We’ve reached peak ABM hype. You’ve seen countless variations of the same presentation about how to get started with ABM, how to sell ABM internally, the ideal ABM tech stack, and on and on.
And I agree that it’s time to start getting down to business and actually design ABM plays that can drive your business more revenue. But my ABM pitch is going to be a little different from the ones you’ve been hearing over and over. It also doesn’t involve having to buy the hottest, newest toy on the market.
My example of an ABM campaign will be based out of Marketo. But the same setups/flows/logic should be broadly applicable to most marketing automation platforms, or even your favorite sales acceleration/cadence tools. So fire them up and follow along with this post.
Step 1 — Build your target account list
Earlier this year at LeanData, we identified a leaky spot in our pipeline. The timeframe between the 1st demo and what should have been the 2nd demo was a place where prospects were going dark on us. Under the guidance of Adam New-Waterson, now the vice president of demand generation at RevJet, our marketing and sales team sat down together and compiled a list of target accounts that we believed could be brought back to life.
“The project really was born out of the idea that a lot of companies had begun talking about ABM only to use it as a way to fit their product into a trending topic,” New-Waterson said. “But no product is an end-all, be-all to do ABM. We thought we could drive consensus and action among stakeholders without using a singular product.”
The next step was to push all the leads and contacts associated with those target accounts into our ABM campaign. We used our own product to tag all the leads and contacts associated with those target accounts with the value of “2nd demo” in a segmentation field. This step could be done a number of ways depending on the specific tools you’re working with, but the ultimate goal is to end up with some way of separating out the leads and contacts for your target accounts.
Step 2 — Segment the relevant stakeholders

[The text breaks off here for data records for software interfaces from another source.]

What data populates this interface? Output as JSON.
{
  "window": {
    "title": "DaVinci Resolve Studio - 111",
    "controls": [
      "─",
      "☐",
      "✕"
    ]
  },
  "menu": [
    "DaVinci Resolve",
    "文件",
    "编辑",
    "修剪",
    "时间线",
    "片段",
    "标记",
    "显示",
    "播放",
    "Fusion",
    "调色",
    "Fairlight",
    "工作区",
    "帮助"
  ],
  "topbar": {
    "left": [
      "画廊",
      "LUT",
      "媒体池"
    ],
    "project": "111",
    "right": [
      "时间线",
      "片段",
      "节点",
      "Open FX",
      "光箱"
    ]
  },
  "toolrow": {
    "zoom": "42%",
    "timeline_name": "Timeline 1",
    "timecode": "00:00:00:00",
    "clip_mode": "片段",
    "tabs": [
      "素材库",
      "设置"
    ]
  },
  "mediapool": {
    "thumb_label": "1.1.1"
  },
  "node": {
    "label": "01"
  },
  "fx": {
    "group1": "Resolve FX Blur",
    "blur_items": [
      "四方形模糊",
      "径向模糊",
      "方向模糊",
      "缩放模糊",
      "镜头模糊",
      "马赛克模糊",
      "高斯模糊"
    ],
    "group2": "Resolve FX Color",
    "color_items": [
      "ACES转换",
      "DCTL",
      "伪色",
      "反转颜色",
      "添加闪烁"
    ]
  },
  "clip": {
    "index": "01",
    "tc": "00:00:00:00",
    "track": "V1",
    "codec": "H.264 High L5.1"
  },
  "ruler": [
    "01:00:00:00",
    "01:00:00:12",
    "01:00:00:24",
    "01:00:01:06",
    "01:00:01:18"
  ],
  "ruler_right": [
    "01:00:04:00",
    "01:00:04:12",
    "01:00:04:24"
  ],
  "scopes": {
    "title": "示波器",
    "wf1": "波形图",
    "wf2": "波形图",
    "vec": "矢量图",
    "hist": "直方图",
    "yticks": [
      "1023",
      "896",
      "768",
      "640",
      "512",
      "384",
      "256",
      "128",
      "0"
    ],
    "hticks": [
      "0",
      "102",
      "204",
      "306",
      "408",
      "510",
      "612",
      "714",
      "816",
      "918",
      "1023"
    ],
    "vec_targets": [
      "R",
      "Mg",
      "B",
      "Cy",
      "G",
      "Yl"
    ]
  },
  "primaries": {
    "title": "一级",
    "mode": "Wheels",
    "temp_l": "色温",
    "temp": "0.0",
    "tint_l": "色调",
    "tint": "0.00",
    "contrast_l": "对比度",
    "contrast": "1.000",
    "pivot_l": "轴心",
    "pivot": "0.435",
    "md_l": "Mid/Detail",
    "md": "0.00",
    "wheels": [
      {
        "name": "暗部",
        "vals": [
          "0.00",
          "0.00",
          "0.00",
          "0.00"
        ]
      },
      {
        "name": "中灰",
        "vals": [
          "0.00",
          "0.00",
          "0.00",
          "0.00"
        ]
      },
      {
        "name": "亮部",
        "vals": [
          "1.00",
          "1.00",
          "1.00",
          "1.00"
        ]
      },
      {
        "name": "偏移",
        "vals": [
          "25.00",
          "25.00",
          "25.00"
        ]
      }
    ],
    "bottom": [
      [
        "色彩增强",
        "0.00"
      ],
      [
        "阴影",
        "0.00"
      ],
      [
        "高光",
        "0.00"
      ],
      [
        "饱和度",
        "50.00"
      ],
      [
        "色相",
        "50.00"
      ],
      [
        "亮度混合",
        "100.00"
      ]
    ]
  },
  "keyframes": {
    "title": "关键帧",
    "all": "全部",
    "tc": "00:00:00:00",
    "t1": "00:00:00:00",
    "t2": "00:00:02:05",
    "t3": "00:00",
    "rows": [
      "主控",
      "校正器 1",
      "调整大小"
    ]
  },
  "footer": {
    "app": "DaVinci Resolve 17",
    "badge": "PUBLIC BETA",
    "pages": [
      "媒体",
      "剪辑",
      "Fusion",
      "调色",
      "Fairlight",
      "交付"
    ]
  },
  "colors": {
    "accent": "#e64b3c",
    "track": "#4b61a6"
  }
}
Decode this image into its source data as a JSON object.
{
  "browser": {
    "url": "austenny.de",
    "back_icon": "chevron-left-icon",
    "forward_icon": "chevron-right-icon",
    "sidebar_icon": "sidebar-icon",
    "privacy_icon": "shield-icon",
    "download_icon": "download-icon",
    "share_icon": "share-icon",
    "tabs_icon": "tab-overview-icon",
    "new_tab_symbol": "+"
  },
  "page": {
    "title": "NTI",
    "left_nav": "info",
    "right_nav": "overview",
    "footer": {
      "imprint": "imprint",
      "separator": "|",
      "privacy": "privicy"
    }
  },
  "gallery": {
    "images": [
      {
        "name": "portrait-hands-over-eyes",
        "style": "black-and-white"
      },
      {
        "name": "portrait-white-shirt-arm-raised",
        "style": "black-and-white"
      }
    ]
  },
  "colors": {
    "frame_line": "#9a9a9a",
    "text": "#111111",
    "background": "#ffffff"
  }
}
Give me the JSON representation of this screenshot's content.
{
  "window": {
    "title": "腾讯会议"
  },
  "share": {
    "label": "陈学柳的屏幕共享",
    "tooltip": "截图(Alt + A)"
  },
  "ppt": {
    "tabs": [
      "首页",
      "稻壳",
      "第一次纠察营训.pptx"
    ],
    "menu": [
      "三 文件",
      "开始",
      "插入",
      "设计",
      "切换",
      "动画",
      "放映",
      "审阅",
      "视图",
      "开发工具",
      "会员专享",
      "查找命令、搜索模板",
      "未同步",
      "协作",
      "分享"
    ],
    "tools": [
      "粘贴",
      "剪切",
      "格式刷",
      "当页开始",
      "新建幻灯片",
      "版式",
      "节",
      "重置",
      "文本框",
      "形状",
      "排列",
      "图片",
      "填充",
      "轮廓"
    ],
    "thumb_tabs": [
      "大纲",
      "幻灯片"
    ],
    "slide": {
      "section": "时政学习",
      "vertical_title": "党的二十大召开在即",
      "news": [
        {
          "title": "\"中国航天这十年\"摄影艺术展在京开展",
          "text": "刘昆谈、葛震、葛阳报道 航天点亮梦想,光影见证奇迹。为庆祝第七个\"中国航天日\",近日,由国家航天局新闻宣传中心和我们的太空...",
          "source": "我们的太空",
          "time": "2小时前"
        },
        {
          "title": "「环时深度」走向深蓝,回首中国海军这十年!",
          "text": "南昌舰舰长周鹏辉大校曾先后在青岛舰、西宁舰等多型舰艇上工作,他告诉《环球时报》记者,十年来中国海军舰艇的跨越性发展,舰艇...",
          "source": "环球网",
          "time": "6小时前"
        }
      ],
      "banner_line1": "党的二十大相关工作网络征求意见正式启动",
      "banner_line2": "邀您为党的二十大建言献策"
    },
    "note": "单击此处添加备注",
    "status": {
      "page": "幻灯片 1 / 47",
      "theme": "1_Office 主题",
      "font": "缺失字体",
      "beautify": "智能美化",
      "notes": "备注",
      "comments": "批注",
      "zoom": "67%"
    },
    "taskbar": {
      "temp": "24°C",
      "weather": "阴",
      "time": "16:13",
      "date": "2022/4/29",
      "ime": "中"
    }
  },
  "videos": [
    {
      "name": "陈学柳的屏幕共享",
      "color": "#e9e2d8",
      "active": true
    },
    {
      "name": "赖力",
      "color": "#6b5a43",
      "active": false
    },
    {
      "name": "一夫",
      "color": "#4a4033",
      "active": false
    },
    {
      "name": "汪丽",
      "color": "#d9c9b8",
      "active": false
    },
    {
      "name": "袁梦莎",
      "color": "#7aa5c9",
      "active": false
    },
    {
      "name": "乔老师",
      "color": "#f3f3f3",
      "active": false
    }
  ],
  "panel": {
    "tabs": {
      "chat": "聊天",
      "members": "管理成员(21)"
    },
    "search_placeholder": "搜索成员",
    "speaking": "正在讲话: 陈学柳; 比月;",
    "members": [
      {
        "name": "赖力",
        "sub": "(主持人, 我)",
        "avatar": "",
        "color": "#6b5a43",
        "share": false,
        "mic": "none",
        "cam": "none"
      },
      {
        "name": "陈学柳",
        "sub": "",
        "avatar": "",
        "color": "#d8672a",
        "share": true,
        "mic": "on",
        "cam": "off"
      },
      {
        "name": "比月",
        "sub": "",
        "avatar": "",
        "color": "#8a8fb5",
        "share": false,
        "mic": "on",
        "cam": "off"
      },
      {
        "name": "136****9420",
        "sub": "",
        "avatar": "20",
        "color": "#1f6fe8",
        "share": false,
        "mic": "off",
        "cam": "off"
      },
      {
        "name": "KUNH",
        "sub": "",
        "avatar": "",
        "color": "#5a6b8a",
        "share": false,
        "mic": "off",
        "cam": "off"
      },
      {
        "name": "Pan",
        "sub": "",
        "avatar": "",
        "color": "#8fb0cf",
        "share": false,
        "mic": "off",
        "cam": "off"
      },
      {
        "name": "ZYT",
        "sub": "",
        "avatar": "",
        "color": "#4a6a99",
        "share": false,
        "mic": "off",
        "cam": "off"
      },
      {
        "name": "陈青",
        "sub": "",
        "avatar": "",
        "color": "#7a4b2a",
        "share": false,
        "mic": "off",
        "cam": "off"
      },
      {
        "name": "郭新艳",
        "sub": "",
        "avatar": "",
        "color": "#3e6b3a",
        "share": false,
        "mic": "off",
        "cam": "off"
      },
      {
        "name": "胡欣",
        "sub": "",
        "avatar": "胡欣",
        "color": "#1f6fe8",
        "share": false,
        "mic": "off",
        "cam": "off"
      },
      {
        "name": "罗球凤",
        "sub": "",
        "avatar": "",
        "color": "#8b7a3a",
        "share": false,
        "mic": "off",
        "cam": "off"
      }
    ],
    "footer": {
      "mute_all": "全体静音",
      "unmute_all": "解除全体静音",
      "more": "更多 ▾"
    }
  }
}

CEB research has shown that 5.4 buyers typically are involved in a typical B2B deal. Getting all of those stakeholders involved is crucial to making an ABM strategy successful. So to begin tailoring our message to those various people, the next step in our DIY ABM play was to separate out who was important and who was not important to the conversation. For us, we used Marketo’s Engagement Programs to create different streams of content/interactions for each of the five buyer personas we believe are relevant to our business.
Step 3 — Set up the play
Now for the fun stuff. We didn’t want to just have same boring old stream of emails with slightly varying messages to each buyer. That’s not real personalization. We always strive to create a combination of different touches across different channels, with different players from our team.
Our play for the sales operations buyer persona went like this:
- Standard marketing email featuring a datasheet
- An alert to our in-house Sales Ops pro to personally reach out, along with a suggested template email
- Personal invitation from our VP of Sales to invite them to an event we’re hosting
- An alert to our social media writer to engage the prospect on Twitter
- Closing out with another marketing email featuring a second product datasheet.
This was our playbook. But the sky’s the limit when it comes to the series of touches you can implement. It really comes down to tailoring the messages to your organization and your buyers. Here are some other ideas to get you thinking:
- Direct mail piece
- Interactive content
Since piloting this campaign with a small group of target accounts, we’ve seen approximately 20 percent of the targets reach back out to schedule another demo with us. An interesting, and somewhat unexpected, development was that most of the responses we received were from someone other than our initial point-of-contact. It just goes to show the importance of a true ABM strategy. You must reach out across a target account and engage with the multiple stakeholders who might be involved in a deal on their own terms.
And this is the kind of play that can really lead to closed deals.